Exercise instructions. Please return the entries, omitting and altering nothing.

Data to process.
□ □ □

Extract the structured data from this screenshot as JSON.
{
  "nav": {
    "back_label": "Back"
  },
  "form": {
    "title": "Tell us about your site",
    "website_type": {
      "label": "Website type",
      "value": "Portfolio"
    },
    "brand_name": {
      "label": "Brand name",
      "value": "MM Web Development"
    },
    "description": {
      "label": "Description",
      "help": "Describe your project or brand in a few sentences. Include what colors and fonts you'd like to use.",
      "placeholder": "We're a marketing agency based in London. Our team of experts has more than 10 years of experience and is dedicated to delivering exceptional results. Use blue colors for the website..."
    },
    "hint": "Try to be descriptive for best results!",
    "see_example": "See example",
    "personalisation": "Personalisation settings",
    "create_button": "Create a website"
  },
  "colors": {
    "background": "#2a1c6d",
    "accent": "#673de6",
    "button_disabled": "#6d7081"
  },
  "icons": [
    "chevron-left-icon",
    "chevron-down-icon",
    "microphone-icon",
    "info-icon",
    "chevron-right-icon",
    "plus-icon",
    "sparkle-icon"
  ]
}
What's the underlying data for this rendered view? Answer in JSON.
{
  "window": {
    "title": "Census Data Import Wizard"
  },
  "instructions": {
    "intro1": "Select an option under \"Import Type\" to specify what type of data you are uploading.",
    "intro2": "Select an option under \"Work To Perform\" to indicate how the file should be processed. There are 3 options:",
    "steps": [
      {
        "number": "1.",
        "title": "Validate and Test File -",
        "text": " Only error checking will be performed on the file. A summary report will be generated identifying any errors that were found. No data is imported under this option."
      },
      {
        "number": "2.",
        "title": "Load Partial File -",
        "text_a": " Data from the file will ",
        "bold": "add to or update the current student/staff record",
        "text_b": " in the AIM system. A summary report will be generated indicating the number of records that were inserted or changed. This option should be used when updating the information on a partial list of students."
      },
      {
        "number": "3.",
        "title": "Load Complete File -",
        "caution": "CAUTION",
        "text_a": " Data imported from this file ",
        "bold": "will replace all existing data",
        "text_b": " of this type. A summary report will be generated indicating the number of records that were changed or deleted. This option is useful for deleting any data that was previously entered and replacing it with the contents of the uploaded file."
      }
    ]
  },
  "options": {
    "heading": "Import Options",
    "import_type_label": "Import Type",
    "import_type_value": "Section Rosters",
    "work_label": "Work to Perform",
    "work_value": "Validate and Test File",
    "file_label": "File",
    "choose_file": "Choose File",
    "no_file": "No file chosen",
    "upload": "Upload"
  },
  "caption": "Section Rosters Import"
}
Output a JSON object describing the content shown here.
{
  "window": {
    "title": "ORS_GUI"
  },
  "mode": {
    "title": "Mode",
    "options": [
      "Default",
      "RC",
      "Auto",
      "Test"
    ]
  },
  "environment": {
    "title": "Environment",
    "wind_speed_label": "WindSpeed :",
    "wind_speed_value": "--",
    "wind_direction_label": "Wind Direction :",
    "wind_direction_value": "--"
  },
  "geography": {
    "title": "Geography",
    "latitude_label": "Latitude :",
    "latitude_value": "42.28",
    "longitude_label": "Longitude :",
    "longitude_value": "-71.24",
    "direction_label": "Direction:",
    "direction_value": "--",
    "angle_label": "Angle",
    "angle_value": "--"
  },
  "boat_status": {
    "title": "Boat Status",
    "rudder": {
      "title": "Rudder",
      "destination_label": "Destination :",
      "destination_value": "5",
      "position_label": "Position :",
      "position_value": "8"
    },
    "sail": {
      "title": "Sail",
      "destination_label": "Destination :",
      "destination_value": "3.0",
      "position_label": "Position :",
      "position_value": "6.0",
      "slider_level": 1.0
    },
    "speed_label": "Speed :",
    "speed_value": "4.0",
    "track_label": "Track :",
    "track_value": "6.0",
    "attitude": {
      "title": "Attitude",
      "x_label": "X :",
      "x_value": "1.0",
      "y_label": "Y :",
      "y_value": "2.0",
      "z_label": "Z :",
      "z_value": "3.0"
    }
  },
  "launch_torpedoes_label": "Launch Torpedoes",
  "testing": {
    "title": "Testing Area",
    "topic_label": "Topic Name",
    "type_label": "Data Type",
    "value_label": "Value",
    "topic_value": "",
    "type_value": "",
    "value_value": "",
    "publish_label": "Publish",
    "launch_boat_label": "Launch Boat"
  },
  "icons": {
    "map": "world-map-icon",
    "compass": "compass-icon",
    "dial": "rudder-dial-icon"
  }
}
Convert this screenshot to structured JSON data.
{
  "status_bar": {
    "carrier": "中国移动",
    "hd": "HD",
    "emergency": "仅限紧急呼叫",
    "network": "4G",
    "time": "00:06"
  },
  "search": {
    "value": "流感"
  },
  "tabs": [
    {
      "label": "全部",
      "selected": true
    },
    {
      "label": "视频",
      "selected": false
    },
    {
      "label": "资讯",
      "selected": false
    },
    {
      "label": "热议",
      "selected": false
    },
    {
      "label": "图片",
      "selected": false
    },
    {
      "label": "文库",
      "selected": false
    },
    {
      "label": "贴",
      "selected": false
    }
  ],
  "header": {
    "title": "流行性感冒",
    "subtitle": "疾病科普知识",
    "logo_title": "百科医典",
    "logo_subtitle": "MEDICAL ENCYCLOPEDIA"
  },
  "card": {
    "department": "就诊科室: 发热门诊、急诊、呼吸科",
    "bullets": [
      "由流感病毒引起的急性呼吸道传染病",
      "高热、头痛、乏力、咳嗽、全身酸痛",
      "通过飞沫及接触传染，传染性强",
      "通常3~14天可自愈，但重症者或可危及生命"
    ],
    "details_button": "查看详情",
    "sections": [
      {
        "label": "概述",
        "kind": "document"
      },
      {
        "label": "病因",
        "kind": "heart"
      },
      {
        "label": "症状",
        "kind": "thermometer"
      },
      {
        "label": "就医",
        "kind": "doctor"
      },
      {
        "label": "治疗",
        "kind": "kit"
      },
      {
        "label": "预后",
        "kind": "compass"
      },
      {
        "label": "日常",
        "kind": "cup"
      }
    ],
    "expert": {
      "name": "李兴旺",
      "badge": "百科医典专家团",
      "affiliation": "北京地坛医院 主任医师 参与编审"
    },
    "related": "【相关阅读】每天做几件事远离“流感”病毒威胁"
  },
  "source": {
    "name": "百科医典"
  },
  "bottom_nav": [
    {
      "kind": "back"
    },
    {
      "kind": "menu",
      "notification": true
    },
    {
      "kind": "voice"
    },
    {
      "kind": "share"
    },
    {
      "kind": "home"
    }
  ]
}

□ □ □

Written reply.
Extract the structured data from this screenshot as JSON.
{
  "nav": {
    "back_label": "Back"
  },
  "form": {
    "title": "Tell us about your site",
    "website_type": {
      "label": "Website type",
      "value": "Portfolio"
    },
    "brand_name": {
      "label": "Brand name",
      "value": "MM Web Development"
    },
    "description": {
      "label": "Description",
      "help": "Describe your project or brand in a few sentences. Include what colors and fonts you'd like to use.",
      "placeholder": "We're a marketing agency based in London. Our team of experts has more than 10 years of experience and is dedicated to delivering exceptional results. Use blue colors for the website..."
    },
    "hint": "Try to be descriptive for best results!",
    "see_example": "See example",
    "personalisation": "Personalisation settings",
    "create_button": "Create a website"
  },
  "colors": {
    "background": "#2a1c6d",
    "accent": "#673de6",
    "button_disabled": "#6d7081"
  },
  "icons": [
    "chevron-left-icon",
    "chevron-down-icon",
    "microphone-icon",
    "info-icon",
    "chevron-right-icon",
    "plus-icon",
    "sparkle-icon"
  ]
}
What's the underlying data for this rendered view? Answer in JSON.
{
  "window": {
    "title": "Census Data Import Wizard"
  },
  "instructions": {
    "intro1": "Select an option under \"Import Type\" to specify what type of data you are uploading.",
    "intro2": "Select an option under \"Work To Perform\" to indicate how the file should be processed. There are 3 options:",
    "steps": [
      {
        "number": "1.",
        "title": "Validate and Test File -",
        "text": " Only error checking will be performed on the file. A summary report will be generated identifying any errors that were found. No data is imported under this option."
      },
      {
        "number": "2.",
        "title": "Load Partial File -",
        "text_a": " Data from the file will ",
        "bold": "add to or update the current student/staff record",
        "text_b": " in the AIM system. A summary report will be generated indicating the number of records that were inserted or changed. This option should be used when updating the information on a partial list of students."
      },
      {
        "number": "3.",
        "title": "Load Complete File -",
        "caution": "CAUTION",
        "text_a": " Data imported from this file ",
        "bold": "will replace all existing data",
        "text_b": " of this type. A summary report will be generated indicating the number of records that were changed or deleted. This option is useful for deleting any data that was previously entered and replacing it with the contents of the uploaded file."
      }
    ]
  },
  "options": {
    "heading": "Import Options",
    "import_type_label": "Import Type",
    "import_type_value": "Section Rosters",
    "work_label": "Work to Perform",
    "work_value": "Validate and Test File",
    "file_label": "File",
    "choose_file": "Choose File",
    "no_file": "No file chosen",
    "upload": "Upload"
  },
  "caption": "Section Rosters Import"
}
Output a JSON object describing the content shown here.
{
  "window": {
    "title": "ORS_GUI"
  },
  "mode": {
    "title": "Mode",
    "options": [
      "Default",
      "RC",
      "Auto",
      "Test"
    ]
  },
  "environment": {
    "title": "Environment",
    "wind_speed_label": "WindSpeed :",
    "wind_speed_value": "--",
    "wind_direction_label": "Wind Direction :",
    "wind_direction_value": "--"
  },
  "geography": {
    "title": "Geography",
    "latitude_label": "Latitude :",
    "latitude_value": "42.28",
    "longitude_label": "Longitude :",
    "longitude_value": "-71.24",
    "direction_label": "Direction:",
    "direction_value": "--",
    "angle_label": "Angle",
    "angle_value": "--"
  },
  "boat_status": {
    "title": "Boat Status",
    "rudder": {
      "title": "Rudder",
      "destination_label": "Destination :",
      "destination_value": "5",
      "position_label": "Position :",
      "position_value": "8"
    },
    "sail": {
      "title": "Sail",
      "destination_label": "Destination :",
      "destination_value": "3.0",
      "position_label": "Position :",
      "position_value": "6.0",
      "slider_level": 1.0
    },
    "speed_label": "Speed :",
    "speed_value": "4.0",
    "track_label": "Track :",
    "track_value": "6.0",
    "attitude": {
      "title": "Attitude",
      "x_label": "X :",
      "x_value": "1.0",
      "y_label": "Y :",
      "y_value": "2.0",
      "z_label": "Z :",
      "z_value": "3.0"
    }
  },
  "launch_torpedoes_label": "Launch Torpedoes",
  "testing": {
    "title": "Testing Area",
    "topic_label": "Topic Name",
    "type_label": "Data Type",
    "value_label": "Value",
    "topic_value": "",
    "type_value": "",
    "value_value": "",
    "publish_label": "Publish",
    "launch_boat_label": "Launch Boat"
  },
  "icons": {
    "map": "world-map-icon",
    "compass": "compass-icon",
    "dial": "rudder-dial-icon"
  }
}
Convert this screenshot to structured JSON data.
{
  "status_bar": {
    "carrier": "中国移动",
    "hd": "HD",
    "emergency": "仅限紧急呼叫",
    "network": "4G",
    "time": "00:06"
  },
  "search": {
    "value": "流感"
  },
  "tabs": [
    {
      "label": "全部",
      "selected": true
    },
    {
      "label": "视频",
      "selected": false
    },
    {
      "label": "资讯",
      "selected": false
    },
    {
      "label": "热议",
      "selected": false
    },
    {
      "label": "图片",
      "selected": false
    },
    {
      "label": "文库",
      "selected": false
    },
    {
      "label": "贴",
      "selected": false
    }
  ],
  "header": {
    "title": "流行性感冒",
    "subtitle": "疾病科普知识",
    "logo_title": "百科医典",
    "logo_subtitle": "MEDICAL ENCYCLOPEDIA"
  },
  "card": {
    "department": "就诊科室: 发热门诊、急诊、呼吸科",
    "bullets": [
      "由流感病毒引起的急性呼吸道传染病",
      "高热、头痛、乏力、咳嗽、全身酸痛",
      "通过飞沫及接触传染，传染性强",
      "通常3~14天可自愈，但重症者或可危及生命"
    ],
    "details_button": "查看详情",
    "sections": [
      {
        "label": "概述",
        "kind": "document"
      },
      {
        "label": "病因",
        "kind": "heart"
      },
      {
        "label": "症状",
        "kind": "thermometer"
      },
      {
        "label": "就医",
        "kind": "doctor"
      },
      {
        "label": "治疗",
        "kind": "kit"
      },
      {
        "label": "预后",
        "kind": "compass"
      },
      {
        "label": "日常",
        "kind": "cup"
      }
    ],
    "expert": {
      "name": "李兴旺",
      "badge": "百科医典专家团",
      "affiliation": "北京地坛医院 主任医师 参与编审"
    },
    "related": "【相关阅读】每天做几件事远离“流感”病毒威胁"
  },
  "source": {
    "name": "百科医典"
  },
  "bottom_nav": [
    {
      "kind": "back"
    },
    {
      "kind": "menu",
      "notification": true
    },
    {
      "kind": "voice"
    },
    {
      "kind": "share"
    },
    {
      "kind": "home"
    }
  ]
}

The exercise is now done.